        "Now, one more screw up and your career is over, Richardson. Now get out of here and get to work, I have a report to finish reading."
        After Richardson left, he buzzed his secretary. "Get Human Resources on the fone. And schedule a meeting with all the department heads for nine tomorrow morning. And I don't want to take any calls unless it's the company President, my wife, kids, or an emergency after I talk to Human Resources." He drummed his fingers for a few seconds and the fone buzzed again. It was Osbourne.
        "What's up, Charles?"
        "Have you tasted our robots' coffee, Dewey? I was curious after reading Knolls' report. That's the nastiest coffee I ever drank. And I was in the Army."
        "Yes, I did, and Richardson got a good ass chewing. I threatened to fire him, and I might still. And his might not be the only head to roll, Knolls' report was an eye opener. I want reports from all the Captains after each run from now on."
        "So do I, I already ordered it. I'm leaving for Mars tomorrow on whatever of our first class passenger boats can get me there the fastest right after the meetings. I wish I could skip the board meeting.
        "I'm especially worried about engineering, that's our most important function. I'm not too happy about financial, either. How did we let this slip past us, Dewey?"
        "Hell if I know, Charles. Both of us are going to have to be more vigilant. Look, I have to finish reading this report. I may not finish it this afternoon so I want you to mostly take charge in the meeting since you've read the whole thing and have more information. I'll see you in the morning. Goodbye."
        "See you, Dewey."

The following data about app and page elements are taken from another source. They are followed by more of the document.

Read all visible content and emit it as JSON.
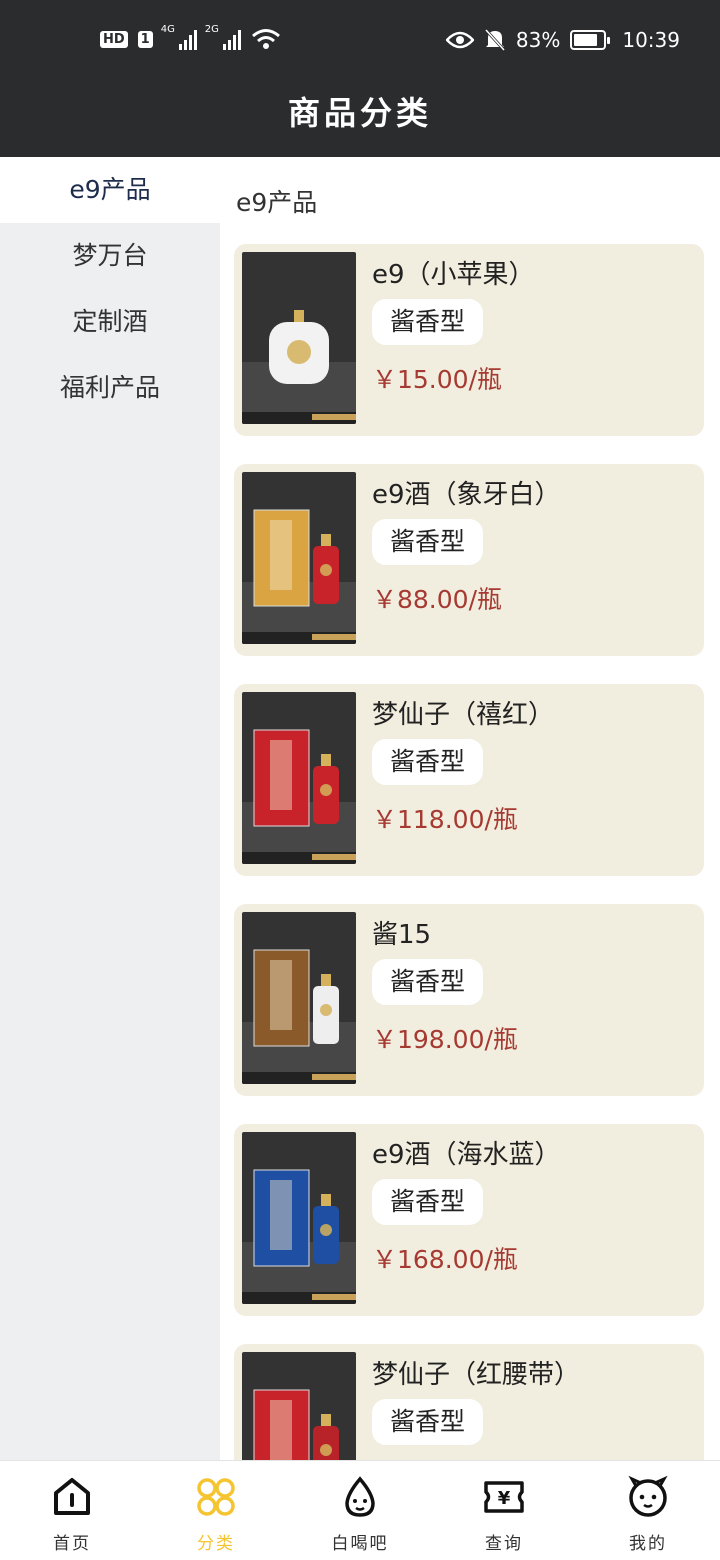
{
  "status_bar": {
    "hd": "HD",
    "sim1": "1",
    "net1": "4G",
    "net2": "2G",
    "battery_percent": "83%",
    "battery_level": 0.83,
    "time": "10:39"
  },
  "header": {
    "title": "商品分类"
  },
  "sidebar": {
    "items": [
      {
        "label": "e9产品",
        "active": true
      },
      {
        "label": "梦万台",
        "active": false
      },
      {
        "label": "定制酒",
        "active": false
      },
      {
        "label": "福利产品",
        "active": false
      }
    ]
  },
  "content": {
    "section_title": "e9产品",
    "products": [
      {
        "name": "e9（小苹果）",
        "tag": "酱香型",
        "price": "￥15.00/瓶",
        "bottle_color": "#f2f2f2",
        "box_color": ""
      },
      {
        "name": "e9酒（象牙白）",
        "tag": "酱香型",
        "price": "￥88.00/瓶",
        "bottle_color": "#c8232a",
        "box_color": "#d9a441"
      },
      {
        "name": "梦仙子（禧红）",
        "tag": "酱香型",
        "price": "￥118.00/瓶",
        "bottle_color": "#c8232a",
        "box_color": "#c8232a"
      },
      {
        "name": "酱15",
        "tag": "酱香型",
        "price": "￥198.00/瓶",
        "bottle_color": "#eeeeee",
        "box_color": "#8a5a2b"
      },
      {
        "name": "e9酒（海水蓝）",
        "tag": "酱香型",
        "price": "￥168.00/瓶",
        "bottle_color": "#1e4fa3",
        "box_color": "#1e4fa3"
      },
      {
        "name": "梦仙子（红腰带）",
        "tag": "酱香型",
        "price": "",
        "bottle_color": "#b8232a",
        "box_color": "#c8232a"
      }
    ]
  },
  "tabbar": {
    "items": [
      {
        "label": "首页",
        "icon": "home-icon",
        "active": false
      },
      {
        "label": "分类",
        "icon": "category-icon",
        "active": true
      },
      {
        "label": "白喝吧",
        "icon": "drink-icon",
        "active": false
      },
      {
        "label": "查询",
        "icon": "ticket-icon",
        "active": false
      },
      {
        "label": "我的",
        "icon": "profile-icon",
        "active": false
      }
    ]
  },
  "colors": {
    "header_bg": "#2b2c2e",
    "card_bg": "#f2eedf",
    "price": "#a63a32",
    "accent": "#f4c530"
  }
}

Sorry I haven't been here lately, but I've been working furiously on the book. There are five more chapters ready to post, followed by a few that haven't been written yet, then six more written chapters that go at the end of the book. The manuscript stands at 40,261 words as of this writing.

The only problem with being a man of leisure is that you can never stop and take a rest.

Working...